I introduced Arabic to Indian poems such as the poems “Hemant Devati” because he presents the different third India, neither historical nor cinematic, but realistic.
And through the follow-up of the poet Aboul-Yazid to sponsor what he calls nano-poems, we ask him if this contributes to the development of poetry, especially since we in Syria have recently called it “a brief form of literature” whether in poetry or in the story, and previously names such as the flesh poem. He affirms that there is no poetry without experimentation, and the nano-poems, with their brief formation and five senses, are part of this experiment. 151 poets responded to my call to write nanopoems for Africa to be published in the Silk Road anthology series, after the anthologies of (Asia Sings), (Mediterranean Waves), (Ancient Egyptians. Modern Poets), and (Arabian Nights, world Poems).

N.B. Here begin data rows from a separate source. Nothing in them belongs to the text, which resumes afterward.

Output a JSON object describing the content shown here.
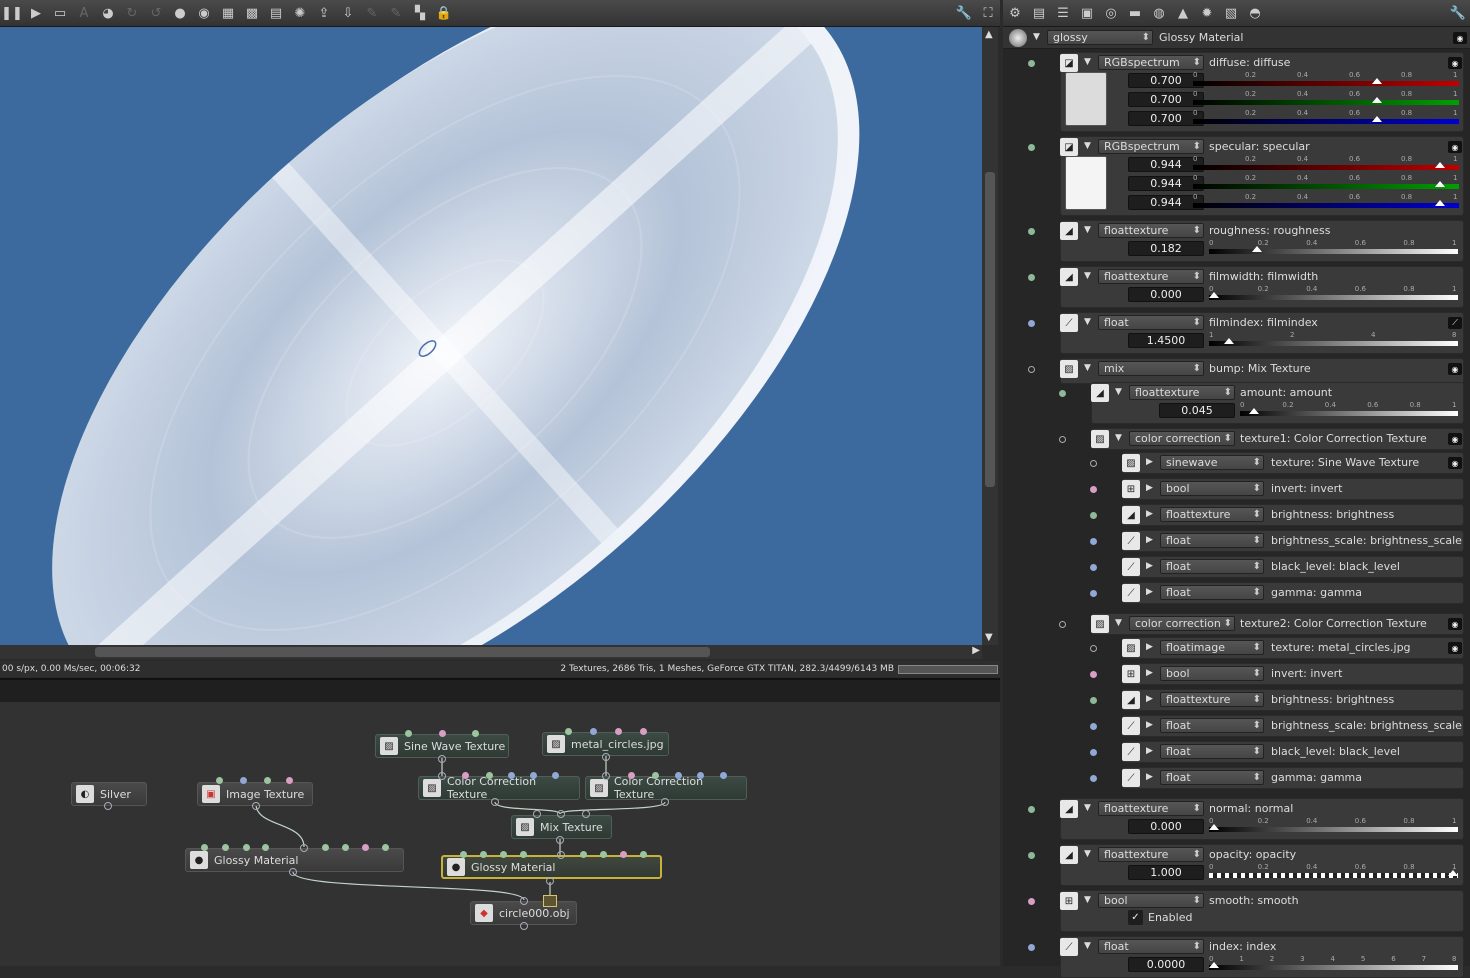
{
  "viewer": {
    "status_left": "00 s/px, 0.00 Ms/sec, 00:06:32",
    "status_right": "2 Textures, 2686 Tris, 1 Meshes, GeForce GTX TITAN, 282.3/4499/6143 MB",
    "background_color": "#3d6a9e"
  },
  "toolbar_left_icons": [
    "pause-icon",
    "play-icon",
    "monitor-icon",
    "aa-icon",
    "color-icon",
    "refresh-icon",
    "reset-icon",
    "sphere-icon",
    "sphere2-icon",
    "grid-icon",
    "grid2-icon",
    "grid3-icon",
    "spark-icon",
    "export-icon",
    "import-icon",
    "lock1-icon",
    "lock2-icon",
    "checker-icon",
    "lock-icon"
  ],
  "toolbar_right_icons": [
    "settings-icon",
    "folders-icon",
    "list-icon",
    "image-icon",
    "camera-icon",
    "film-icon",
    "globe-icon",
    "picture-icon",
    "sun-icon",
    "texture-icon",
    "paint-icon"
  ],
  "nodes": [
    {
      "id": "silver",
      "label": "Silver",
      "icon": "material-icon"
    },
    {
      "id": "image",
      "label": "Image Texture",
      "icon": "image-texture-icon"
    },
    {
      "id": "sine",
      "label": "Sine Wave Texture",
      "icon": "texture-icon"
    },
    {
      "id": "metal",
      "label": "metal_circles.jpg",
      "icon": "texture-icon"
    },
    {
      "id": "cc1",
      "label": "Color Correction Texture",
      "icon": "texture-icon"
    },
    {
      "id": "cc2",
      "label": "Color Correction Texture",
      "icon": "texture-icon"
    },
    {
      "id": "mix",
      "label": "Mix Texture",
      "icon": "texture-icon"
    },
    {
      "id": "glossy1",
      "label": "Glossy Material",
      "icon": "sphere-icon"
    },
    {
      "id": "glossy2",
      "label": "Glossy Material",
      "icon": "sphere-icon"
    },
    {
      "id": "mesh",
      "label": "circle000.obj",
      "icon": "mesh-icon"
    }
  ],
  "inspector": {
    "header_type": "glossy",
    "header_name": "Glossy Material",
    "enabled_label": "Enabled",
    "rows": [
      {
        "type": "RGBspectrum",
        "label": "diffuse: diffuse",
        "values": [
          "0.700",
          "0.700",
          "0.700"
        ],
        "swatch": "#dcdcdc",
        "rgb": [
          0.7,
          0.7,
          0.7
        ]
      },
      {
        "type": "RGBspectrum",
        "label": "specular: specular",
        "values": [
          "0.944",
          "0.944",
          "0.944"
        ],
        "swatch": "#f4f4f4",
        "rgb": [
          0.944,
          0.944,
          0.944
        ]
      },
      {
        "type": "floattexture",
        "label": "roughness: roughness",
        "value": "0.182",
        "pos": 0.182
      },
      {
        "type": "floattexture",
        "label": "filmwidth: filmwidth",
        "value": "0.000",
        "pos": 0.0
      },
      {
        "type": "float",
        "label": "filmindex: filmindex",
        "value": "1.4500",
        "pos": 0.064
      },
      {
        "type": "mix",
        "label": "bump: Mix Texture"
      },
      {
        "type": "floattexture",
        "label": "amount: amount",
        "value": "0.045",
        "pos": 0.045
      },
      {
        "type": "color correction",
        "label": "texture1: Color Correction Texture"
      },
      {
        "type": "sinewave",
        "label": "texture: Sine Wave Texture"
      },
      {
        "type": "bool",
        "label": "invert: invert"
      },
      {
        "type": "floattexture",
        "label": "brightness: brightness"
      },
      {
        "type": "float",
        "label": "brightness_scale: brightness_scale"
      },
      {
        "type": "float",
        "label": "black_level: black_level"
      },
      {
        "type": "float",
        "label": "gamma: gamma"
      },
      {
        "type": "color correction",
        "label": "texture2: Color Correction Texture"
      },
      {
        "type": "floatimage",
        "label": "texture: metal_circles.jpg"
      },
      {
        "type": "bool",
        "label": "invert: invert"
      },
      {
        "type": "floattexture",
        "label": "brightness: brightness"
      },
      {
        "type": "float",
        "label": "brightness_scale: brightness_scale"
      },
      {
        "type": "float",
        "label": "black_level: black_level"
      },
      {
        "type": "float",
        "label": "gamma: gamma"
      },
      {
        "type": "floattexture",
        "label": "normal: normal",
        "value": "0.000",
        "pos": 0.0
      },
      {
        "type": "floattexture",
        "label": "opacity: opacity",
        "value": "1.000",
        "pos": 1.0
      },
      {
        "type": "bool",
        "label": "smooth: smooth"
      },
      {
        "type": "float",
        "label": "index: index",
        "value": "0.0000",
        "pos": 0.0
      }
    ],
    "ticks_01": [
      "0",
      "0.2",
      "0.4",
      "0.6",
      "0.8",
      "1"
    ],
    "ticks_filmindex": [
      "1",
      "2",
      "4",
      "8"
    ],
    "ticks_index": [
      "0",
      "1",
      "2",
      "3",
      "4",
      "5",
      "6",
      "7",
      "8"
    ]
  }
}
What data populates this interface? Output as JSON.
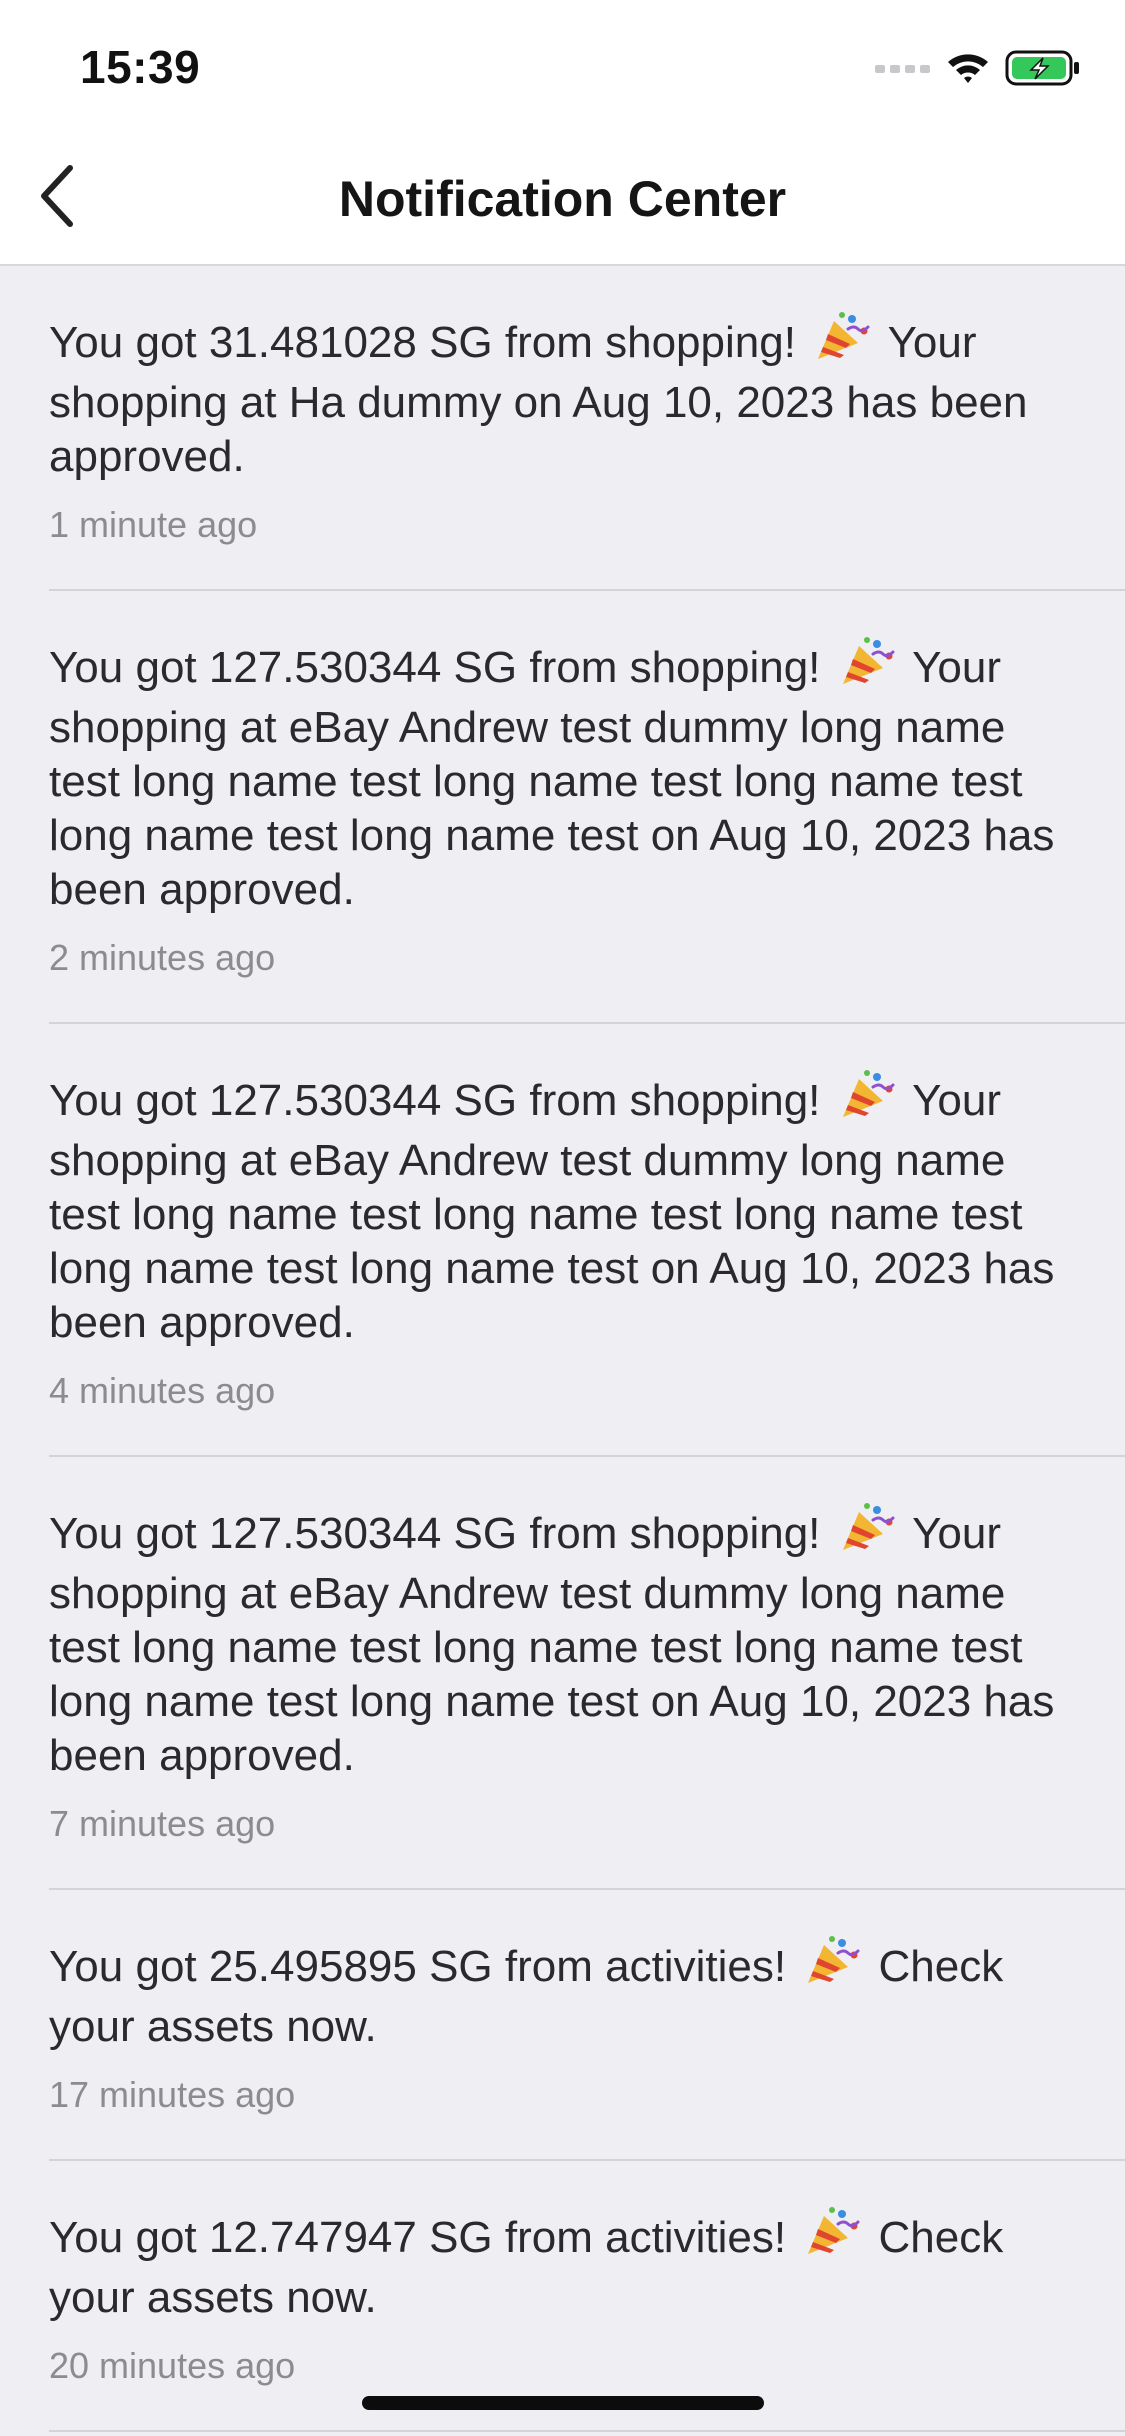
{
  "status_bar": {
    "time": "15:39"
  },
  "nav": {
    "title": "Notification Center"
  },
  "notifications": [
    {
      "before": "You got 31.481028 SG from shopping!",
      "after": "Your shopping at Ha dummy on Aug 10, 2023 has been approved.",
      "time": "1 minute ago"
    },
    {
      "before": "You got 127.530344 SG from shopping!",
      "after": "Your shopping at eBay Andrew test dummy long name test long name test long name test long name test long name test long name test on Aug 10, 2023 has been approved.",
      "time": "2 minutes ago"
    },
    {
      "before": "You got 127.530344 SG from shopping!",
      "after": "Your shopping at eBay Andrew test dummy long name test long name test long name test long name test long name test long name test on Aug 10, 2023 has been approved.",
      "time": "4 minutes ago"
    },
    {
      "before": "You got 127.530344 SG from shopping!",
      "after": "Your shopping at eBay Andrew test dummy long name test long name test long name test long name test long name test long name test on Aug 10, 2023 has been approved.",
      "time": "7 minutes ago"
    },
    {
      "before": "You got 25.495895 SG from activities!",
      "after": "Check your assets now.",
      "time": "17 minutes ago"
    },
    {
      "before": "You got 12.747947 SG from activities!",
      "after": "Check your assets now.",
      "time": "20 minutes ago"
    }
  ],
  "colors": {
    "background": "#eeeef3",
    "bar": "#ffffff",
    "battery": "#34c759",
    "secondary_text": "#8c8c90"
  },
  "icons": {
    "back": "chevron-left-icon",
    "celebration": "party-popper-icon",
    "signal": "cellular-signal-icon",
    "wifi": "wifi-icon",
    "battery": "battery-charging-icon"
  }
}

In light of his view that travel literature is the son of travels, especially since he practiced it in many forms, investigations, and books, we ask if this literature is still out of the spotlight, without losing sight of the Ibn Battuta Prize awarded by the Arab Center for Geographical Literature in Abu Dhabi and London. He commends the role of the Arab Center for Geographical Literature, which provided its service to this literature, as it revived it with the award, as well as its creative and investigative publications. And in the series (Exploring the Horizons), I published my investigation of the journey of Sheikh Mustafa Abd al-Razeq, Sheikh of Al-Azhar, Memoirs of a Traveler, which he made 11 decades ago to France. He also published two contemporary trips (Caravan of Moroccan Tales), and encouraged dozens of writers and investigators to write down and publish their travels, or investigate the treasures of our Arab travels. But we need more than one center in the east and west, to enter more into the research laboratory after the deployment.
This meeting concludes for us by shedding light on the first Asian conference of the World Poetry Movement, which he has been promoting for a few days, by pointing out that the World Poetry Movement will hold its first conference in Colombia and Venezuela next summer, and these continental conferences are preparation for it, so we held our African conference of the movement in January. The Asian conference will be held this month, and next month the European conference will be held, and so on, so that the poets and ambassadors of the continents go there.
First published in UAE by the 24 website, a part of a group of media initiatives under the umbrella of “24 for Media Studies.